Your Family’s Annual Financial Check-Up: A Simplified Approach
by Erica Gellerman, The Worth Project
We all know that an important part of staying physically healthy is getting regular check-ups. Similarly, an important part of staying financially healthy is giving your money regular check-ups as well.
If the idea of diving into the numbers sends you running, don’t worry. It doesn’t have to be that difficult. And maybe with this simplified approach it could almost be…fun?
Whether you take a few hours one afternoon to do all five steps, or do one task a day for five days, this simple approach will have you feeling on top of your money game.
1. Get your financial snapshot
Let’s start by getting a snapshot of your overall financial health. The goal of this step is to get a really good idea of where you are financially. Once you know your starting point, it’s easier to see where you want to make changes.
Grab a piece of paper or open up a spreadsheet program and track down these numbers:
- What you owe: how much debt do you have? This includes your mortgage, credit card debt, student loans, car loans, and any other money that you need to repay.
- What you own: do you own a home? A car? Do you have savings accounts, retirement accounts, and any other investment accounts? Make a list of everything you can think of.
- What you earn, spend, and save: think of this as a high-level overview of a monthly budget. You might have a general idea, but it’s time to put some real numbers down. How much did you make last year? And how much of that money went into savings and investments? According to most financial experts, you’ll want to put at least 15% of your monthly pre-tax income toward savings and investments.
With those numbers in front of you, it will be easier to see if there is anything that needs extra attention, like paying down more debt or saving a higher percentage of your income.
2. Check in on the last year
There are likely some things that you did really well last year and some things that didn’t go so smoothly. Now is the time to identify what to repeat and what to change.
Did you adopt any new spending habits that you’re proud of and want to continue (like bringing lunch to work every Monday)?
Were there any money emergencies that you’d like to be better prepared for? For example, when your property tax bill was due were you scraping together the funds to pay it?
As you’re going through this, remember to be kind to yourself. If you had some missteps or things didn’t go quite like you’d planned, you can create a plan this year to avoid making the same mistakes.
3. New year, new goals
Now comes the fun part: what do you want to achieve this year? Do you want to save a certain amount of money for a down payment on a house? Maybe save up to take the family on a great summer vacation? Or maybe you want to finish paying off your debt so you can breathe a little easier with your monthly budget.
Set your goal and then calculate how you’re going to get there. For example, let’s say you’re eager to finish paying off your $12,000 of lingering student debt. You calculate that to pay it off in the next 12 months, you need to make $1,000 monthly loan payments. With that number in mind you can start brainstorming what you can do or what habits you can create to make that loan payment each month.
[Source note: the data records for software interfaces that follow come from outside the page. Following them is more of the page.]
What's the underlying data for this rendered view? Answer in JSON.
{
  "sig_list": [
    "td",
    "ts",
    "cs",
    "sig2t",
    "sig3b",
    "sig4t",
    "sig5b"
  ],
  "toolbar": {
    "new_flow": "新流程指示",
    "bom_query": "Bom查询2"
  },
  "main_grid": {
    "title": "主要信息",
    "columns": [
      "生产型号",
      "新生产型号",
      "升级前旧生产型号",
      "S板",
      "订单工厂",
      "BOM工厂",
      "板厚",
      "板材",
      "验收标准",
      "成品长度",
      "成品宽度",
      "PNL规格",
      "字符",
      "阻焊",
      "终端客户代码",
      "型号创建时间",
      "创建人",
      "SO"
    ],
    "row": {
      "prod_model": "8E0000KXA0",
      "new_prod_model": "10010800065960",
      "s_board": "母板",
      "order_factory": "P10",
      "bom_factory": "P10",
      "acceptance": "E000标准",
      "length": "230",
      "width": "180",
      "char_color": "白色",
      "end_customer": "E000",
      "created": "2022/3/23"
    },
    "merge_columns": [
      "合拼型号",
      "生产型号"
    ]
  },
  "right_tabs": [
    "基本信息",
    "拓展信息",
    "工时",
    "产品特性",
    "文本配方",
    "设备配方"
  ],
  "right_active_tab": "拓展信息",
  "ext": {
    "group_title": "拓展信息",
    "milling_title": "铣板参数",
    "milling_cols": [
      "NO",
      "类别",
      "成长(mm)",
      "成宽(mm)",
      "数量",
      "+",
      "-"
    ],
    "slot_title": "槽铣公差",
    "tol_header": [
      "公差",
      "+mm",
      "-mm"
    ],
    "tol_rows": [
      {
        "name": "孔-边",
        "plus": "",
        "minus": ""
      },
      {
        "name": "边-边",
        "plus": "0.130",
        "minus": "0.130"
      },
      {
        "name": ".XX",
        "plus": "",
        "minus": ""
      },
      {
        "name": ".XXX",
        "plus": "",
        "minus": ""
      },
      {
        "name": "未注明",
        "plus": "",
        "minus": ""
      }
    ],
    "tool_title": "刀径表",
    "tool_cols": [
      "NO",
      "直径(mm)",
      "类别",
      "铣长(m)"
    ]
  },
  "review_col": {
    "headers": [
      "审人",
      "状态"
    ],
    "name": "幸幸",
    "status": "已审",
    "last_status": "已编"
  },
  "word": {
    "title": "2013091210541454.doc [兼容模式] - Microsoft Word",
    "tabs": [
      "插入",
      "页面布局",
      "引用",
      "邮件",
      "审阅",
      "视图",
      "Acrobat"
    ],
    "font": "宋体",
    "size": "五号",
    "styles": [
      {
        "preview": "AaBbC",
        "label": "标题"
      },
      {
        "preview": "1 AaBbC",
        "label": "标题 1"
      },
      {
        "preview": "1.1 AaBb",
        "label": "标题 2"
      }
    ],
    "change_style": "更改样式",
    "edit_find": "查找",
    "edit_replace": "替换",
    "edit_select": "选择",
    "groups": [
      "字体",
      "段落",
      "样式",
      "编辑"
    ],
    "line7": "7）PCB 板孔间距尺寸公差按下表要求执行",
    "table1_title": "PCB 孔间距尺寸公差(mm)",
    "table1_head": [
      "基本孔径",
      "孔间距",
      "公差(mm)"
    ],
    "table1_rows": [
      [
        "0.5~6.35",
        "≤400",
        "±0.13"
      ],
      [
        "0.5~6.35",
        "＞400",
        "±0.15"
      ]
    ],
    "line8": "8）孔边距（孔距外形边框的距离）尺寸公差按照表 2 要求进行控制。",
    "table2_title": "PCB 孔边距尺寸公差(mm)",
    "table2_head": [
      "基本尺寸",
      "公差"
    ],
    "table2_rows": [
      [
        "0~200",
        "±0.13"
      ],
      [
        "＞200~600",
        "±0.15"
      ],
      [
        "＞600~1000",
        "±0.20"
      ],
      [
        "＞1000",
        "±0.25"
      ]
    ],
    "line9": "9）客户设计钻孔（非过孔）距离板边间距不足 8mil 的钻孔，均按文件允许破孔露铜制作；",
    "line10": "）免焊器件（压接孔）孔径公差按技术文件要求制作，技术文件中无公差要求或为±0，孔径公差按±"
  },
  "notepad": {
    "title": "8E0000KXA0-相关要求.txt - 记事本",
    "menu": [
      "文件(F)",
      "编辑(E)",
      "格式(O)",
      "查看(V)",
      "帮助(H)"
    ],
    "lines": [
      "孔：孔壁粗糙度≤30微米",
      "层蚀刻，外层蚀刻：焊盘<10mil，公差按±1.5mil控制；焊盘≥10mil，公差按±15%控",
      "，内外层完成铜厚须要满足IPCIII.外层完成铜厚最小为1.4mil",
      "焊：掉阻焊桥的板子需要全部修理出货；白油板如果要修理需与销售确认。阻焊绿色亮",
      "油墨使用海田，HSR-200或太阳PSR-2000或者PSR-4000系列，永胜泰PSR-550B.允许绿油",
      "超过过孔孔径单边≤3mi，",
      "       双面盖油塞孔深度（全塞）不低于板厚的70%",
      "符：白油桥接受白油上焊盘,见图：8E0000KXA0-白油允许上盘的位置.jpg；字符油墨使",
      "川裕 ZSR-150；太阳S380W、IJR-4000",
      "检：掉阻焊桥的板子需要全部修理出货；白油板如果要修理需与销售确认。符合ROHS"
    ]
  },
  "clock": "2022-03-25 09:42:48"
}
4. Review your policies
Now that you’ve taken the time to look at your financial picture and set some new goals, make sure that you’re protecting yourself and your loved ones for the future. Did anything in your life change last year? If so, you’ll want to make sure all of your insurance policies are up to date to protect your assets. Review your homeowners or renters insurance, your health insurance, and your auto insurance.
And don’t forget to take a hard look at whether you have enough life insurance. With Ladder, you’re able to easily ladder up or ladder down your policy. That is, you can add more coverage or reduce coverage based on your current need.
Did you recently purchase a home? Or are you preparing to welcome a new baby? You may want to ladder up by applying for more coverage to ensure enough protection for your family. Or have you recently paid off your mortgage? You may want to consider laddering down to reduce the amount of life insurance you have.
Checking in on your policies at least annually will help to ensure that you keep your assets protected.
5. Check your credit
You’re allowed one free credit report from each reporting agency every 12 months. The new year is a great time to use it. Check to make sure that everything reported is accurate. If you notice anything incorrect, you can alert the credit-reporting agency and dispute any errors.
While you’re checking in on your credit report, also check in on any credit card rewards you might have. Before you plan any big trips for the year, check your reward balances and their expiration dates. If anything is expiring, make a plan to use it before you lose it.
Your financial health is important. Don’t let your annual check-up fall to the bottom of your to-do list. Use these five steps to give yourself a financial check-up today.